**EXERCISE INSTRUCTIONS:**
Pull every line containing "name" from the listing.

**INPUT FOR THIS TASK:**
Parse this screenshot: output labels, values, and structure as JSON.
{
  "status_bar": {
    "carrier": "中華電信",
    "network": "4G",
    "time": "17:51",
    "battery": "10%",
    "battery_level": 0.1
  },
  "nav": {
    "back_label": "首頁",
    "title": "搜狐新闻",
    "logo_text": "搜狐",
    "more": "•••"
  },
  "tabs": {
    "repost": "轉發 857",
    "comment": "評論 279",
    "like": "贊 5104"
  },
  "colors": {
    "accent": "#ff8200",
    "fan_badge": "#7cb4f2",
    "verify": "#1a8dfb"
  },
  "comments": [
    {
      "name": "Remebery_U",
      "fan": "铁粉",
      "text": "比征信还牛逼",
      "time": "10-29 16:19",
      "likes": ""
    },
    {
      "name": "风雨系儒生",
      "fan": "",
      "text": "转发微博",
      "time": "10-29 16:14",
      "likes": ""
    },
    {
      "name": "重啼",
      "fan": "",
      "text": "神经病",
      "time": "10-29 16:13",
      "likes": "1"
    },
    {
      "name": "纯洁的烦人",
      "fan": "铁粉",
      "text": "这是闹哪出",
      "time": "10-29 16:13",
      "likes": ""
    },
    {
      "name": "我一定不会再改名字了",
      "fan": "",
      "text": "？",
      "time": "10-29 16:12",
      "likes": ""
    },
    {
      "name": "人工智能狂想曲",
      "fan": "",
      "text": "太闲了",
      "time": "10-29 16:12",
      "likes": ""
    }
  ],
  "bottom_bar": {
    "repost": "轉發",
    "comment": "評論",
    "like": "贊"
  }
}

**EXERCISE RESPONSE:**
      "name": "Remebery_U",
      "name": "风雨系儒生",
      "name": "重啼",
      "name": "纯洁的烦人",
      "name": "我一定不会再改名字了",
      "name": "人工智能狂想曲",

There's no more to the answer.